Greenpeace Indonesia forest campaigner Yuyun Indradi said on Monday that now the scale of the death toll was known, failure to act immediately would be a crime.
“Now fires are back again,” he said. “Industry and government must take real action to stop forest clearing and peatland drainage for plantations.”
Forestry and Environmental Ministry spokesman Novrizal told Fairfax Media Indonesia had done many things to prevent a repeat of last year’s haze crisis.
These included an education campaign about the danger of burning to clear land and a crackdown on companies found guilty of setting fires.
“A civil court sentenced a company to pay compensation of about one trillion rupiahs,” he said.
“We do joint patrols, with the TNI (military), police, forestry ministry and local people in all areas.”
He said this had resulted in a decrease of hotspots around Indonesia by 82 per cent in 2016 compared to the same period last year.
The Harvard and Columbia University researchers developed a tool to help governments identify which fires have the highest potential to cause damage to human health.
“Our goal with this work is to provide a tool that can help stakeholders make evidence-based decisions related to fire and land use strategies, even as extreme haze events are unfolding,” Dr Koplitz told Fairfax Media.
Examination of the claimed research does suggest a different presentation of the research that “may”, “estimate”, or may cause “possible higher risks” and similar assumptions. The 11-page letter can be viewed here and here. The actual presentation of data covers only 7-pages the rest are references.
In the opening statements the authors wrote, We estimate that haze in 2015 resulted in 100300 excess deaths across Indonesia, Malaysia, and Singapore, more than double those of the 2006 event, with much of the increase due to fires in Indonesia’s South Sumatra Province. The World Bank report quoted by the Minister of Forestry, in fact, identified that 76% of fires are started outside of commercial concessions. A fact not addressed by the studies. The letter also shows the limitations of the studies. The authors wrote, First, peatland emissions are difficult to quantify…and the temperatures too low to be detected accurately from space.” Since the water table in the peat swamps (and not peat land as wrongly classified) is relatively high the European type of smoldering fire narrative somewhat does lack the evidence.

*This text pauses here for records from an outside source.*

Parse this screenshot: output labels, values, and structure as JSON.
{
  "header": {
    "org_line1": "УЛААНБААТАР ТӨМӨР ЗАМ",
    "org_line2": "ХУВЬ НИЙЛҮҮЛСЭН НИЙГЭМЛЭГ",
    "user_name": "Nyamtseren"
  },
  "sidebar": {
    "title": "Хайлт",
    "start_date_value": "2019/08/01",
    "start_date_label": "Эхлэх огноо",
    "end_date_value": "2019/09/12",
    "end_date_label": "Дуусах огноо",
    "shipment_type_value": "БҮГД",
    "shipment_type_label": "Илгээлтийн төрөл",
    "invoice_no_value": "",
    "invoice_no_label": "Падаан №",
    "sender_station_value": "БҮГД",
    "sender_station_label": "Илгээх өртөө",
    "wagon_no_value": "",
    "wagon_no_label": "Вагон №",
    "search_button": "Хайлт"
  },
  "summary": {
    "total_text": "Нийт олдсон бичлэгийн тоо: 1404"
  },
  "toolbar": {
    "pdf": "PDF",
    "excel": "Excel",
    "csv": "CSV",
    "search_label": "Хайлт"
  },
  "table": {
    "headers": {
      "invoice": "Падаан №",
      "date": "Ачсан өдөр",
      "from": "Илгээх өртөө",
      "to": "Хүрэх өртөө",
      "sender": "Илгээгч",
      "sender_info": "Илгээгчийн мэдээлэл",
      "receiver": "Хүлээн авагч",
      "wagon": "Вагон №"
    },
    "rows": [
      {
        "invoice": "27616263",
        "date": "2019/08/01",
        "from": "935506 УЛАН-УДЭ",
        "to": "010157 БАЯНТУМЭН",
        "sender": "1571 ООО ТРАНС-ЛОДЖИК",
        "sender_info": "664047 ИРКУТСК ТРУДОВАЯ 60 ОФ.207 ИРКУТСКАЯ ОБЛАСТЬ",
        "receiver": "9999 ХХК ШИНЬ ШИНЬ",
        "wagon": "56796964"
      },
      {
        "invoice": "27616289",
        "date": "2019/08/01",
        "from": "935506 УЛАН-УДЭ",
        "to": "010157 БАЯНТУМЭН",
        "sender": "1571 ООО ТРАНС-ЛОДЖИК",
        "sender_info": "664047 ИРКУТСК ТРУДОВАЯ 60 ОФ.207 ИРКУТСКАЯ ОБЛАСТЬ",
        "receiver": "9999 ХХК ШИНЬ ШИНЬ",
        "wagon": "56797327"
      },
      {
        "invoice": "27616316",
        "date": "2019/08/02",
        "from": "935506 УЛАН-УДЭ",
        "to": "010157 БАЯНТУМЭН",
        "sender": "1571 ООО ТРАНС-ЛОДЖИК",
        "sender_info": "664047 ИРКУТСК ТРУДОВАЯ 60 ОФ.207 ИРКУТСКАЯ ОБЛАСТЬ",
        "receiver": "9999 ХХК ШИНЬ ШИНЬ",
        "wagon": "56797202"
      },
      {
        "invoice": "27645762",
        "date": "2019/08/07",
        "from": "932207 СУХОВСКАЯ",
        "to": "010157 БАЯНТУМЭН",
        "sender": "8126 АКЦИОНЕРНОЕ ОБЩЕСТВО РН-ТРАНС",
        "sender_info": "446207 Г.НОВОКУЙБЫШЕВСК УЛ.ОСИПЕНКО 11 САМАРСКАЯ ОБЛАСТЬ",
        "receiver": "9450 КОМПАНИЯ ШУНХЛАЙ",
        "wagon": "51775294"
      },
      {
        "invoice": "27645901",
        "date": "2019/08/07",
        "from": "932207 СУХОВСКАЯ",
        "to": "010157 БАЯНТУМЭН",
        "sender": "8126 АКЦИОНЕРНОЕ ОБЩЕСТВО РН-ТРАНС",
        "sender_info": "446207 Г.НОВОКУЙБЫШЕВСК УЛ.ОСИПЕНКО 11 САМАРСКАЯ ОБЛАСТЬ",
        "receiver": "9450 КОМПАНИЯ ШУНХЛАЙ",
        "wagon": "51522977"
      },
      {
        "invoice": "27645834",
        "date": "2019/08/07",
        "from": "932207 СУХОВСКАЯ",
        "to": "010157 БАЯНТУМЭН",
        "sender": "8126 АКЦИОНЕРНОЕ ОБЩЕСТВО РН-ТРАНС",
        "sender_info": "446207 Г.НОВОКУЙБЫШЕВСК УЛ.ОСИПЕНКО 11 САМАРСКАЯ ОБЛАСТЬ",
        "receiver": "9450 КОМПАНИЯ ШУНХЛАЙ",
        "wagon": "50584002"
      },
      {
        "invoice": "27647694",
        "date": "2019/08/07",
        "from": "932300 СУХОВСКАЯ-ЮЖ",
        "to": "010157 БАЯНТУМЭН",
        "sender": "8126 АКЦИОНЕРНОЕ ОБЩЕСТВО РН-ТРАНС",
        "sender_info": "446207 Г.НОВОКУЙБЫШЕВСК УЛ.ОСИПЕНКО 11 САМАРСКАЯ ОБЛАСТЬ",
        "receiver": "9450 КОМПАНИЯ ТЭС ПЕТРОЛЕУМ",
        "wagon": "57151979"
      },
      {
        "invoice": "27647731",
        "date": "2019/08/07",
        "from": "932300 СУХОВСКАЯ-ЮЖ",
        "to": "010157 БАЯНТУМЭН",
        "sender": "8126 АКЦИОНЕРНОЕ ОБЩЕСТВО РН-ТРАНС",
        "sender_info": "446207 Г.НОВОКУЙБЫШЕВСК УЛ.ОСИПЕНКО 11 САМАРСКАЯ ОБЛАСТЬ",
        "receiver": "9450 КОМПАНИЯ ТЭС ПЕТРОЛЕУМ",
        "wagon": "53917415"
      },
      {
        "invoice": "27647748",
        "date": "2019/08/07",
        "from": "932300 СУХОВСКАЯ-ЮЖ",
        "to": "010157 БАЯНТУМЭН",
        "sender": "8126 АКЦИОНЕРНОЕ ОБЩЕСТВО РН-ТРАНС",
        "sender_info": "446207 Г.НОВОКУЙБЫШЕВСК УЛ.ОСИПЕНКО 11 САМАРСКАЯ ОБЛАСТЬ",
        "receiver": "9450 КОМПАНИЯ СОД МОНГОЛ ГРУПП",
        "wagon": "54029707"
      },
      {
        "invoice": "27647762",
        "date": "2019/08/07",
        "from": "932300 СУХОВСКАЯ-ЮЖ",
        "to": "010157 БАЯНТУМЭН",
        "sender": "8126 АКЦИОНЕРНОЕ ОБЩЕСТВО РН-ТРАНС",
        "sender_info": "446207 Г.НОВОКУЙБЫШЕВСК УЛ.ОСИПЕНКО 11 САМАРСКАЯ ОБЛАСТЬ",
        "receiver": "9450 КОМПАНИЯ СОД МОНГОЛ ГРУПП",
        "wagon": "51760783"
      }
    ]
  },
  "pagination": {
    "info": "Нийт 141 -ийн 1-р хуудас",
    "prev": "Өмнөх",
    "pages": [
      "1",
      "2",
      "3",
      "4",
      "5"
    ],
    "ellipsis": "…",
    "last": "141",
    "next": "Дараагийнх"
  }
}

The evidence is based on a model. The authors wrote, we estimate the following excess death for that year. The authors also recognize, To date, there is little evidence quantifying the relationship between PM2.5 composition and toxicity, and so we do not consider this factor. In 2000 following the first claims of mass deaths of the haze in 1997/98 the U.S. think-tank RAND investigated the claims made and found that the data cannot be evaluated satisfactorily linking the haze and premature deaths. Whereas we all agree living in the haze is not healthy but the study pointed out the 1952 December “killer-fog” in London had more severe impacts than the 1997/98 haze in Malaysia and Indonesia. The study titled Forest Fires, Air Pollution and Mortality in Southeast Asia can be viewed here.
We printed the article out of respect for the reader to draw their own conclusions. We agree the haze and the protection of the environment are serious but the hysteria portrayed by the NGOs and some segments in the media should be rejected and fall in the category of fake news.
Indonesian government officials have strongly rejected the assumptions presented by Greenpeace.